What is required:
In your copy, reproduce each entry exactly and include no picture.

------------------------------------------------------------

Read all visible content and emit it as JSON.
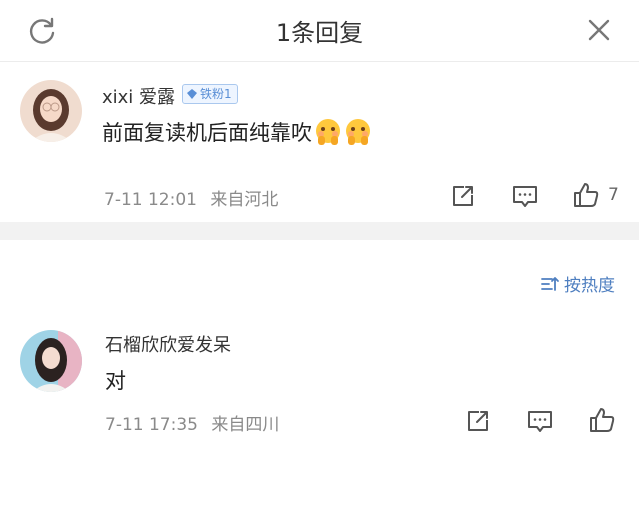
{
  "header": {
    "title": "1条回复"
  },
  "comments": [
    {
      "username": "xixi 爱露",
      "badge": "铁粉1",
      "text": "前面复读机后面纯靠吹",
      "emoji_count": 2,
      "time": "7-11 12:01",
      "source": "来自河北",
      "likes": "7"
    },
    {
      "username": "石榴欣欣爱发呆",
      "text": "对",
      "time": "7-11 17:35",
      "source": "来自四川"
    }
  ],
  "sort": {
    "label": "按热度"
  },
  "icons": {
    "refresh": "refresh-icon",
    "close": "close-icon",
    "share": "share-icon",
    "comment": "comment-icon",
    "like": "thumbs-up-icon",
    "sort": "sort-icon",
    "emoji": "flushed-hands-emoji"
  },
  "colors": {
    "accent": "#4f7fc0",
    "badge": "#5a8fd6",
    "divider": "#f2f2f2"
  }
}
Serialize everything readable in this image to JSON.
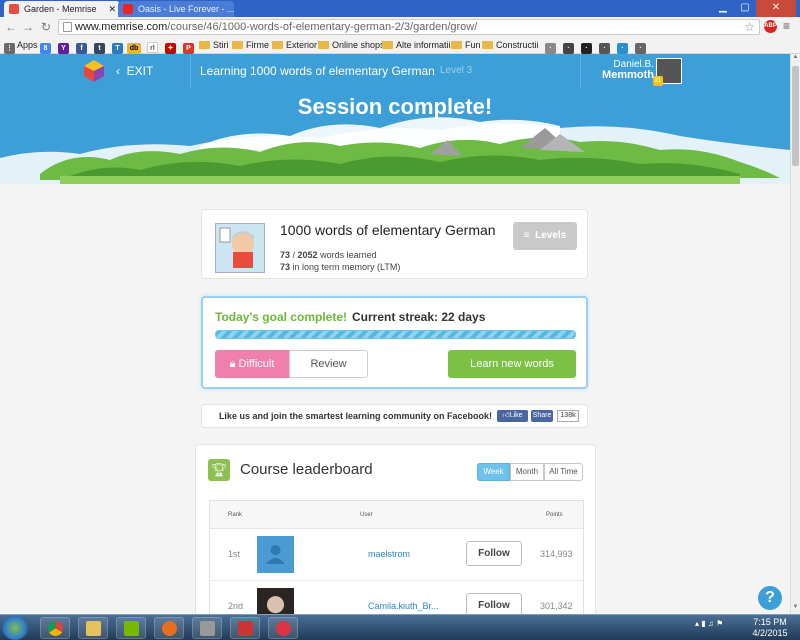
{
  "browser": {
    "tabs": [
      {
        "title": "Garden - Memrise",
        "active": true
      },
      {
        "title": "Oasis - Live Forever - ...",
        "active": false
      }
    ],
    "url_host": "www.memrise.com",
    "url_path": "/course/46/1000-words-of-elementary-german-2/3/garden/grow/",
    "bookmarks": [
      "Apps",
      "Stiri",
      "Firme",
      "Exterior",
      "Online shops",
      "Alte informatii",
      "Fun",
      "Constructii"
    ],
    "bookmark_icons": [
      "apps-icon",
      "google-icon",
      "yahoo-icon",
      "facebook-icon",
      "t-icon",
      "imdb-icon",
      "rl-icon",
      "red-icon",
      "pdf-icon"
    ],
    "adblock_label": "ABP"
  },
  "header": {
    "exit_label": "EXIT",
    "course_title": "Learning 1000 words of elementary German",
    "level": "Level 3",
    "user_name_line1": "Daniel.B.",
    "user_name_line2": "Memmoth",
    "user_level": "21"
  },
  "hero": {
    "title": "Session complete!"
  },
  "course": {
    "name": "1000 words of elementary German",
    "learned_count": "73",
    "total_words": "2052",
    "learned_suffix": " words learned",
    "ltm_count": "73",
    "ltm_suffix": " in long term memory (LTM)",
    "levels_label": "Levels"
  },
  "goal": {
    "complete_text": "Today's goal complete!",
    "streak_text": "Current streak: 22 days",
    "progress": 1.0,
    "difficult_label": "Difficult",
    "review_label": "Review",
    "learn_new_label": "Learn new words"
  },
  "facebook": {
    "text": "Like us and join the smartest learning community on Facebook!",
    "like_label": "Like",
    "share_label": "Share",
    "count": "138k"
  },
  "leaderboard": {
    "title": "Course leaderboard",
    "tabs": [
      "Week",
      "Month",
      "All Time"
    ],
    "selected_tab": "Week",
    "columns": {
      "rank": "Rank",
      "user": "User",
      "points": "Points"
    },
    "rows": [
      {
        "rank": "1st",
        "user": "maelstrom",
        "follow": "Follow",
        "points": "314,993"
      },
      {
        "rank": "2nd",
        "user": "Camila.kiuth_Br...",
        "follow": "Follow",
        "points": "301,342"
      }
    ]
  },
  "help_label": "?",
  "taskbar": {
    "time": "7:15 PM",
    "date": "4/2/2015"
  },
  "colors": {
    "brand_blue": "#3d9fd8",
    "green": "#7bc143",
    "pink": "#ef7fab"
  }
}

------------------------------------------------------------

Final answer:
Read all visible content and emit it as JSON.
{
  "header": {
    "title": "1条回复"
  },
  "comments": [
    {
      "username": "xixi 爱露",
      "badge": "铁粉1",
      "text": "前面复读机后面纯靠吹",
      "emoji_count": 2,
      "time": "7-11 12:01",
      "source": "来自河北",
      "likes": "7"
    },
    {
      "username": "石榴欣欣爱发呆",
      "text": "对",
      "time": "7-11 17:35",
      "source": "来自四川"
    }
  ],
  "sort": {
    "label": "按热度"
  },
  "icons": {
    "refresh": "refresh-icon",
    "close": "close-icon",
    "share": "share-icon",
    "comment": "comment-icon",
    "like": "thumbs-up-icon",
    "sort": "sort-icon",
    "emoji": "flushed-hands-emoji"
  },
  "colors": {
    "accent": "#4f7fc0",
    "badge": "#5a8fd6",
    "divider": "#f2f2f2"
  }
}
Serialize everything readable in this image to JSON.
{
  "browser": {
    "tabs": [
      {
        "title": "Garden - Memrise",
        "active": true
      },
      {
        "title": "Oasis - Live Forever - ...",
        "active": false
      }
    ],
    "url_host": "www.memrise.com",
    "url_path": "/course/46/1000-words-of-elementary-german-2/3/garden/grow/",
    "bookmarks": [
      "Apps",
      "Stiri",
      "Firme",
      "Exterior",
      "Online shops",
      "Alte informatii",
      "Fun",
      "Constructii"
    ],
    "bookmark_icons": [
      "apps-icon",
      "google-icon",
      "yahoo-icon",
      "facebook-icon",
      "t-icon",
      "imdb-icon",
      "rl-icon",
      "red-icon",
      "pdf-icon"
    ],
    "adblock_label": "ABP"
  },
  "header": {
    "exit_label": "EXIT",
    "course_title": "Learning 1000 words of elementary German",
    "level": "Level 3",
    "user_name_line1": "Daniel.B.",
    "user_name_line2": "Memmoth",
    "user_level": "21"
  },
  "hero": {
    "title": "Session complete!"
  },
  "course": {
    "name": "1000 words of elementary German",
    "learned_count": "73",
    "total_words": "2052",
    "learned_suffix": " words learned",
    "ltm_count": "73",
    "ltm_suffix": " in long term memory (LTM)",
    "levels_label": "Levels"
  },
  "goal": {
    "complete_text": "Today's goal complete!",
    "streak_text": "Current streak: 22 days",
    "progress": 1.0,
    "difficult_label": "Difficult",
    "review_label": "Review",
    "learn_new_label": "Learn new words"
  },
  "facebook": {
    "text": "Like us and join the smartest learning community on Facebook!",
    "like_label": "Like",
    "share_label": "Share",
    "count": "138k"
  },
  "leaderboard": {
    "title": "Course leaderboard",
    "tabs": [
      "Week",
      "Month",
      "All Time"
    ],
    "selected_tab": "Week",
    "columns": {
      "rank": "Rank",
      "user": "User",
      "points": "Points"
    },
    "rows": [
      {
        "rank": "1st",
        "user": "maelstrom",
        "follow": "Follow",
        "points": "314,993"
      },
      {
        "rank": "2nd",
        "user": "Camila.kiuth_Br...",
        "follow": "Follow",
        "points": "301,342"
      }
    ]
  },
  "help_label": "?",
  "taskbar": {
    "time": "7:15 PM",
    "date": "4/2/2015"
  },
  "colors": {
    "brand_blue": "#3d9fd8",
    "green": "#7bc143",
    "pink": "#ef7fab"
  }
}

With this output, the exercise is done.